Copyright: Krisztina Kun
Copyright: Krisztina Kun

“Downtown is Vancouver’s primary business district, houses many arts, entertainment, and sports venues, and is close to several vibrant residential communities.”


“Just over a century ago, Vancouver was a two-block collection of buildings called Granville (now known as Gastown). This location on Burrard Inlet was competing to be the west coast terminus of the Canadian Pacific Railway. By 1887, a year after the City of Vancouver was incorporated, the first passenger train arrived at the foot of Howe Street, and future growth was assured. In the next seven years, a building boom began to move the city centre from Water and Cordova Streets up to Georgia and Granville Streets. Streetcar service was initiated in 1890, joining the waterfront to Granville, Pender and Cordova Streets.

The following decade confirmed Granville Street as the centre of Downtown, and a real estate boom spiraled land costs upwards. By 1912, a core office and shopping area was well developed, flanked by comfortable residential neighbourhoods. The period after World War I saw another economic leap forward and more Downtown development. The 1929 stock market crash halted it all, and began a thirty-five year period of very little change in the area.

The late 1960s and 70s saw rapid growth in the Downtown and adjacent areas such as the West End. Vancouver solidified its position as an international financial and business centre and white collar jobs in the city core multiplied. Pacific Centre Mall was developed and Granville Street was transformed into a transit mail. Rapid changes to the skyline, combined with urban renewal proposals for Gastown and a freeway through Chinatown lead to a surge of resident concerns about the future of the Downtown. Citizen involvement successfully defeated the freeway proposals, and in 1971 the provincial government designated Gastown and Chinatown as historic districts. The Robson Square Courthouse and Vancouver Art Gallery complex was completed in 1977 creating an important public space in the heart of the Downtown.
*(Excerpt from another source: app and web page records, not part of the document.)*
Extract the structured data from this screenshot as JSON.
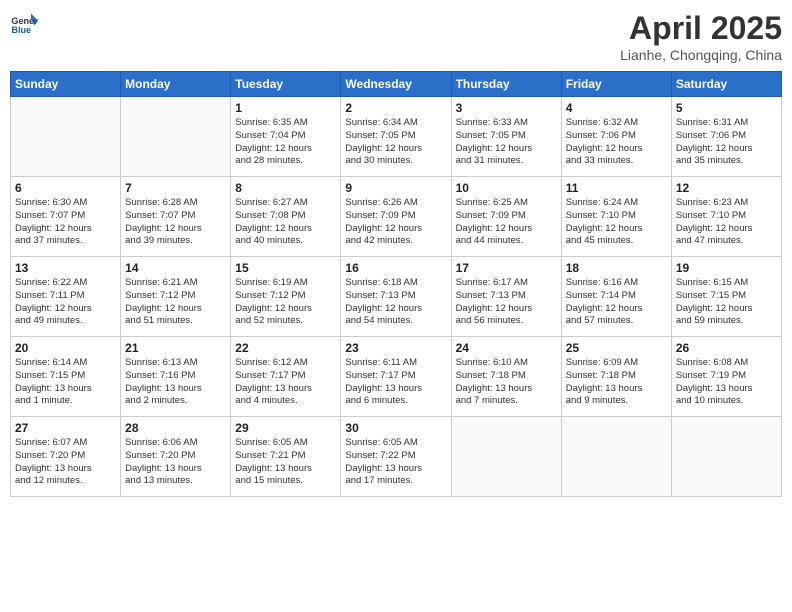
{
  "header": {
    "logo_line1": "General",
    "logo_line2": "Blue",
    "month": "April 2025",
    "location": "Lianhe, Chongqing, China"
  },
  "weekdays": [
    "Sunday",
    "Monday",
    "Tuesday",
    "Wednesday",
    "Thursday",
    "Friday",
    "Saturday"
  ],
  "weeks": [
    [
      {
        "day": "",
        "info": []
      },
      {
        "day": "",
        "info": []
      },
      {
        "day": "1",
        "info": [
          "Sunrise: 6:35 AM",
          "Sunset: 7:04 PM",
          "Daylight: 12 hours",
          "and 28 minutes."
        ]
      },
      {
        "day": "2",
        "info": [
          "Sunrise: 6:34 AM",
          "Sunset: 7:05 PM",
          "Daylight: 12 hours",
          "and 30 minutes."
        ]
      },
      {
        "day": "3",
        "info": [
          "Sunrise: 6:33 AM",
          "Sunset: 7:05 PM",
          "Daylight: 12 hours",
          "and 31 minutes."
        ]
      },
      {
        "day": "4",
        "info": [
          "Sunrise: 6:32 AM",
          "Sunset: 7:06 PM",
          "Daylight: 12 hours",
          "and 33 minutes."
        ]
      },
      {
        "day": "5",
        "info": [
          "Sunrise: 6:31 AM",
          "Sunset: 7:06 PM",
          "Daylight: 12 hours",
          "and 35 minutes."
        ]
      }
    ],
    [
      {
        "day": "6",
        "info": [
          "Sunrise: 6:30 AM",
          "Sunset: 7:07 PM",
          "Daylight: 12 hours",
          "and 37 minutes."
        ]
      },
      {
        "day": "7",
        "info": [
          "Sunrise: 6:28 AM",
          "Sunset: 7:07 PM",
          "Daylight: 12 hours",
          "and 39 minutes."
        ]
      },
      {
        "day": "8",
        "info": [
          "Sunrise: 6:27 AM",
          "Sunset: 7:08 PM",
          "Daylight: 12 hours",
          "and 40 minutes."
        ]
      },
      {
        "day": "9",
        "info": [
          "Sunrise: 6:26 AM",
          "Sunset: 7:09 PM",
          "Daylight: 12 hours",
          "and 42 minutes."
        ]
      },
      {
        "day": "10",
        "info": [
          "Sunrise: 6:25 AM",
          "Sunset: 7:09 PM",
          "Daylight: 12 hours",
          "and 44 minutes."
        ]
      },
      {
        "day": "11",
        "info": [
          "Sunrise: 6:24 AM",
          "Sunset: 7:10 PM",
          "Daylight: 12 hours",
          "and 45 minutes."
        ]
      },
      {
        "day": "12",
        "info": [
          "Sunrise: 6:23 AM",
          "Sunset: 7:10 PM",
          "Daylight: 12 hours",
          "and 47 minutes."
        ]
      }
    ],
    [
      {
        "day": "13",
        "info": [
          "Sunrise: 6:22 AM",
          "Sunset: 7:11 PM",
          "Daylight: 12 hours",
          "and 49 minutes."
        ]
      },
      {
        "day": "14",
        "info": [
          "Sunrise: 6:21 AM",
          "Sunset: 7:12 PM",
          "Daylight: 12 hours",
          "and 51 minutes."
        ]
      },
      {
        "day": "15",
        "info": [
          "Sunrise: 6:19 AM",
          "Sunset: 7:12 PM",
          "Daylight: 12 hours",
          "and 52 minutes."
        ]
      },
      {
        "day": "16",
        "info": [
          "Sunrise: 6:18 AM",
          "Sunset: 7:13 PM",
          "Daylight: 12 hours",
          "and 54 minutes."
        ]
      },
      {
        "day": "17",
        "info": [
          "Sunrise: 6:17 AM",
          "Sunset: 7:13 PM",
          "Daylight: 12 hours",
          "and 56 minutes."
        ]
      },
      {
        "day": "18",
        "info": [
          "Sunrise: 6:16 AM",
          "Sunset: 7:14 PM",
          "Daylight: 12 hours",
          "and 57 minutes."
        ]
      },
      {
        "day": "19",
        "info": [
          "Sunrise: 6:15 AM",
          "Sunset: 7:15 PM",
          "Daylight: 12 hours",
          "and 59 minutes."
        ]
      }
    ],
    [
      {
        "day": "20",
        "info": [
          "Sunrise: 6:14 AM",
          "Sunset: 7:15 PM",
          "Daylight: 13 hours",
          "and 1 minute."
        ]
      },
      {
        "day": "21",
        "info": [
          "Sunrise: 6:13 AM",
          "Sunset: 7:16 PM",
          "Daylight: 13 hours",
          "and 2 minutes."
        ]
      },
      {
        "day": "22",
        "info": [
          "Sunrise: 6:12 AM",
          "Sunset: 7:17 PM",
          "Daylight: 13 hours",
          "and 4 minutes."
        ]
      },
      {
        "day": "23",
        "info": [
          "Sunrise: 6:11 AM",
          "Sunset: 7:17 PM",
          "Daylight: 13 hours",
          "and 6 minutes."
        ]
      },
      {
        "day": "24",
        "info": [
          "Sunrise: 6:10 AM",
          "Sunset: 7:18 PM",
          "Daylight: 13 hours",
          "and 7 minutes."
        ]
      },
      {
        "day": "25",
        "info": [
          "Sunrise: 6:09 AM",
          "Sunset: 7:18 PM",
          "Daylight: 13 hours",
          "and 9 minutes."
        ]
      },
      {
        "day": "26",
        "info": [
          "Sunrise: 6:08 AM",
          "Sunset: 7:19 PM",
          "Daylight: 13 hours",
          "and 10 minutes."
        ]
      }
    ],
    [
      {
        "day": "27",
        "info": [
          "Sunrise: 6:07 AM",
          "Sunset: 7:20 PM",
          "Daylight: 13 hours",
          "and 12 minutes."
        ]
      },
      {
        "day": "28",
        "info": [
          "Sunrise: 6:06 AM",
          "Sunset: 7:20 PM",
          "Daylight: 13 hours",
          "and 13 minutes."
        ]
      },
      {
        "day": "29",
        "info": [
          "Sunrise: 6:05 AM",
          "Sunset: 7:21 PM",
          "Daylight: 13 hours",
          "and 15 minutes."
        ]
      },
      {
        "day": "30",
        "info": [
          "Sunrise: 6:05 AM",
          "Sunset: 7:22 PM",
          "Daylight: 13 hours",
          "and 17 minutes."
        ]
      },
      {
        "day": "",
        "info": []
      },
      {
        "day": "",
        "info": []
      },
      {
        "day": "",
        "info": []
      }
    ]
  ]
}
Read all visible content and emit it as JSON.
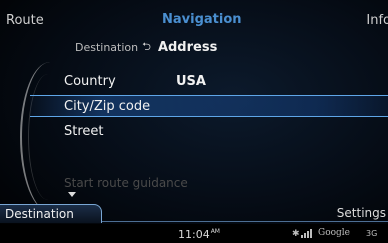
{
  "header": {
    "left_tab": "Route",
    "title": "Navigation",
    "right_tab": "Info"
  },
  "breadcrumb": {
    "parent": "Destination",
    "current": "Address"
  },
  "list": {
    "items": [
      {
        "label": "Country",
        "value": "USA"
      },
      {
        "label": "City/Zip code",
        "value": ""
      },
      {
        "label": "Street",
        "value": ""
      },
      {
        "label": "Start route guidance",
        "value": ""
      }
    ],
    "selected_index": 1
  },
  "bottom_tabs": {
    "destination": "Destination",
    "settings": "Settings"
  },
  "status": {
    "time": "11:04",
    "ampm": "AM",
    "provider": "Google",
    "network": "3G"
  },
  "icons": {
    "arrow": "return-arrow-icon",
    "bluetooth": "bluetooth-icon",
    "signal": "signal-bars-icon",
    "scroll": "scroll-down-icon"
  },
  "colors": {
    "accent": "#4a8fd0",
    "highlight": "#5fa6e8",
    "background": "#050b14"
  }
}
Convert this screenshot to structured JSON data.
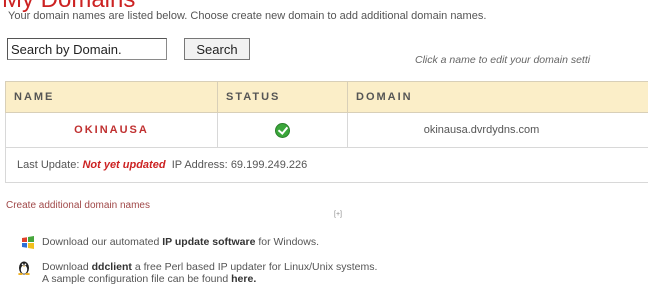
{
  "page": {
    "title": "My Domains",
    "intro": "Your domain names are listed below. Choose create new domain to add additional domain names."
  },
  "search": {
    "value": "Search by Domain.",
    "button_label": "Search"
  },
  "hint": "Click a name to edit your domain setti",
  "table": {
    "headers": {
      "name": "NAME",
      "status": "STATUS",
      "domain": "DOMAIN"
    },
    "rows": [
      {
        "name": "OKINAUSA",
        "status_icon": "check-circle-icon",
        "domain": "okinausa.dvrdydns.com"
      }
    ],
    "update": {
      "label": "Last Update:",
      "value": "Not yet updated",
      "ip_label": "IP Address:",
      "ip_value": "69.199.249.226"
    }
  },
  "links": {
    "create": "Create additional domain names"
  },
  "marker": "[+]",
  "downloads": {
    "windows": {
      "icon": "windows-icon",
      "prefix": "Download our automated",
      "link": "IP update software",
      "suffix": "for Windows."
    },
    "ddclient": {
      "icon": "linux-tux-icon",
      "prefix": "Download",
      "link": "ddclient",
      "suffix": "a free Perl based IP updater for Linux/Unix systems.",
      "line2_prefix": "A sample configuration file can be found",
      "line2_link": "here."
    }
  },
  "colors": {
    "title": "#cc2222",
    "header_bg": "#fbeec8",
    "status_ok": "#3aa63a",
    "warning": "#cc2222"
  }
}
Industrial land surrounding False Creek was rezoned to permit comprehensive redevelopment into residential neighbourhoods. The early 80s saw a 60,000 seat indoor stadium called B.C. Place built just south of the Georgia Viaduct. In 1986 the north shore of False Creek was the venue for an international exposition, EXPO 86. The Canada Place Trade and Convention Centre was constructed on Burrard Inlet as Canada’s pavilion to the fair. It is also the city’s cruise ship terminal. The first phase of SkyTrain, linking Downtown to New Westminster, was also built to coincide with EXPO.

In the late 1980s, the Downtown was clearly in transition from a precinct dedicated mostly to commerce, to a cluster of neighbourhoods ringing a thriving office and shopping district. Council adoption of the Central Area Plan in late 1991 confirmed this direction by establishing overall goals and land use policy for the Downtown.” City of Vancouver


False Creek North
Located on the former EXPO 86 site, on the north shore of False Creek.

Once the city’s warehouse district, Yaletown is today a revitalized part of the city and a “trendy” place to live, work, and do business. The area north of Pacific Boulevard, between Nelson and Drake Streets, is home to a mix of art galleries, retail stores, restaurants, office and residential developments.

Coal Harbour
Overlooking Stanley Park and the North Shore mountains, Coal Harbour stretches from Canada Place to Cardero Street along the Burrard Inlet shore.

East False Creek
East False Creek is an extension of the False Creek North residential development on the old Expo 86 lands. This area, to the north of the Main Street SkyTrain Station and the Canadian National/Greyhound Bus Station, is positioned between Mount Pleasant and Chinatown.

With the completion of the transcontinental railway in 1887 Chinese labourers settled along the shore of False Creek on what is now Pender Street between Carrall and Columbia Streets. The community grew so that it was once the largest Chinatown in Canada, and the second largest in North America. The distinctive character of the area is evident in the architecture which features the unique recessed balconies, decorative parapets and cornices.

The birthplace of Vancouver, originated in Maple Tree Square – the zero hundred block of Water Street where it intersects with Carrall Street – where Jack (Gassy) Deighton opened his saloon and the city’s first business. In April 1886 Gastown and the surrounding forest was incorporated as the City of Vancouver, in June the same year it burned to the ground. The area is a collection of 19th century buildings and early 20th century warehouses. Threatened with destruction by freeway and urban redevelopment projects in the 1970s, Gastown was designated as a heritage district by the provincial government.”